Exercise details -> Wherever the word "icon" appears in the entries, copy the whole line.

(Data excerpts)
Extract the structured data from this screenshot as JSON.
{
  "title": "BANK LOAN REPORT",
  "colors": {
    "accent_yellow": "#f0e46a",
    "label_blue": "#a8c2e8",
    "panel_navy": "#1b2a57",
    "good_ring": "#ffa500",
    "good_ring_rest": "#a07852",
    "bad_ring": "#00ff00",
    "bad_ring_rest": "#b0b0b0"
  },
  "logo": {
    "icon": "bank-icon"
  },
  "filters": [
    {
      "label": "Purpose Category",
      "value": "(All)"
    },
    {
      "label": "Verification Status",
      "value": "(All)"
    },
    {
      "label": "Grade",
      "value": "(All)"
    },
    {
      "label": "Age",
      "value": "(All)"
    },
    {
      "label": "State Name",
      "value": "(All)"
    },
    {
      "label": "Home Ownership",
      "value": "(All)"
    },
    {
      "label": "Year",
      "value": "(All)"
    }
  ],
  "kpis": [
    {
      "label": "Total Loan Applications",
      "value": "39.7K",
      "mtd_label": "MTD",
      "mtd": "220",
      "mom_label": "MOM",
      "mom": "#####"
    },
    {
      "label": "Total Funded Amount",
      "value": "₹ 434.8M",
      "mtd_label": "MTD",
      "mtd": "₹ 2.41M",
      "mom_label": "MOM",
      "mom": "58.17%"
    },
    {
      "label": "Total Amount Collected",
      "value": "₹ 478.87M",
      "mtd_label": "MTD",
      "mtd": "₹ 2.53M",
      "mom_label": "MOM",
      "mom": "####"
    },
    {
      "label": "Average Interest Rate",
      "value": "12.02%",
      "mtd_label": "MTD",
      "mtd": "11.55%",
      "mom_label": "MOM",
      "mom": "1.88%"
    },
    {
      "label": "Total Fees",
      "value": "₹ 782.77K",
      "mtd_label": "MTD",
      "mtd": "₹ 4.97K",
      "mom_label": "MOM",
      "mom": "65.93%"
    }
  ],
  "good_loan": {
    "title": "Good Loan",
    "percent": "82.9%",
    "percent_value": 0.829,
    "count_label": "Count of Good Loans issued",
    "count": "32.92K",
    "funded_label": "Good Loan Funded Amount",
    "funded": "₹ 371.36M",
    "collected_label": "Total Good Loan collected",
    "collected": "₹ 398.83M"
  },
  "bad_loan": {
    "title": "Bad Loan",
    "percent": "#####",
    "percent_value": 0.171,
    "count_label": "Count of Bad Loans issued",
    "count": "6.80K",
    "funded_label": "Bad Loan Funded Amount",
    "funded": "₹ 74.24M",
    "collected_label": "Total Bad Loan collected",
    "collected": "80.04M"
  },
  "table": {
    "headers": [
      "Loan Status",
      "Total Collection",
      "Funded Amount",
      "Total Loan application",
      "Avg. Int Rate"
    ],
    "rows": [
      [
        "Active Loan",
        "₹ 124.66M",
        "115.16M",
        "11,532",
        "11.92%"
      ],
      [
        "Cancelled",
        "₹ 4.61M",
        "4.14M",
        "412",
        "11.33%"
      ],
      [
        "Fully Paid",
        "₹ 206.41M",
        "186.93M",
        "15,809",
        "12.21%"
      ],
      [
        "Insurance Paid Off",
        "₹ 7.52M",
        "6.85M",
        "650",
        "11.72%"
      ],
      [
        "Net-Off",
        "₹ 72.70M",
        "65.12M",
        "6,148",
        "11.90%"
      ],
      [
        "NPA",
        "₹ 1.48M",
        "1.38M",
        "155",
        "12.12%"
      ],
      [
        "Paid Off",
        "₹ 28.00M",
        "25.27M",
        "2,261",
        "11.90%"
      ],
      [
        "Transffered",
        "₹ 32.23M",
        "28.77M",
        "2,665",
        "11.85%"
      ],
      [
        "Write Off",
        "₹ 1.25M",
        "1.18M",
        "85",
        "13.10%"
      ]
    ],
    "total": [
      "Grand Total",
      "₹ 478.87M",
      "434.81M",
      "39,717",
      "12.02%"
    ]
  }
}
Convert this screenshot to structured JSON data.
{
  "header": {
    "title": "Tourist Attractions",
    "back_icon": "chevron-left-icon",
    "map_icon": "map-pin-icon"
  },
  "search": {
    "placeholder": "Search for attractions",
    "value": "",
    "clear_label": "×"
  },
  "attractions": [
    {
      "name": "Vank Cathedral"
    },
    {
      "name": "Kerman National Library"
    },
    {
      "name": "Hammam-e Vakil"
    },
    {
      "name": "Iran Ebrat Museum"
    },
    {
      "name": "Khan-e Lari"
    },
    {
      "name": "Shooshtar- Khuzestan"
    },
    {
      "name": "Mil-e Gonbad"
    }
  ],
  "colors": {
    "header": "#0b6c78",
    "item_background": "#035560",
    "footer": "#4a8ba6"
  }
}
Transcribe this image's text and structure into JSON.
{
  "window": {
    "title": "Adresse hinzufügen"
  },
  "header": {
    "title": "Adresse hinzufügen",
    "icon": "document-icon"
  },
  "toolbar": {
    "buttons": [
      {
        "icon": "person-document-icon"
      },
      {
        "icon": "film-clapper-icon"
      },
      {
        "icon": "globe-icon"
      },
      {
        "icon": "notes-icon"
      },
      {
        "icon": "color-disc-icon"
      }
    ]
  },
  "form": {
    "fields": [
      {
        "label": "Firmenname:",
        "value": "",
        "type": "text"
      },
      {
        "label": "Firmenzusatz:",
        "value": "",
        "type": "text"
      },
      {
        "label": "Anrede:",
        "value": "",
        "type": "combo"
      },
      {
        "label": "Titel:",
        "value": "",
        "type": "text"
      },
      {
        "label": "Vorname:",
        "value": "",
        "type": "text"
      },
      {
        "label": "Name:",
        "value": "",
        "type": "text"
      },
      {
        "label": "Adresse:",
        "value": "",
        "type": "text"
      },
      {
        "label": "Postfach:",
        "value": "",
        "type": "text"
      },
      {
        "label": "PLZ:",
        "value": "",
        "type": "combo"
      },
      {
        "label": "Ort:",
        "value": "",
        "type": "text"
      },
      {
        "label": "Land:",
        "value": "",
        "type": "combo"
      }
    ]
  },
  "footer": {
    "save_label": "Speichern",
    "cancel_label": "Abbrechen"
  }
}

Task response ->
    "icon": "bank-icon"
    "back_icon": "chevron-left-icon",
    "map_icon": "map-pin-icon"
    "icon": "document-icon"
        "icon": "person-document-icon"
        "icon": "film-clapper-icon"
        "icon": "globe-icon"
        "icon": "notes-icon"
        "icon": "color-disc-icon"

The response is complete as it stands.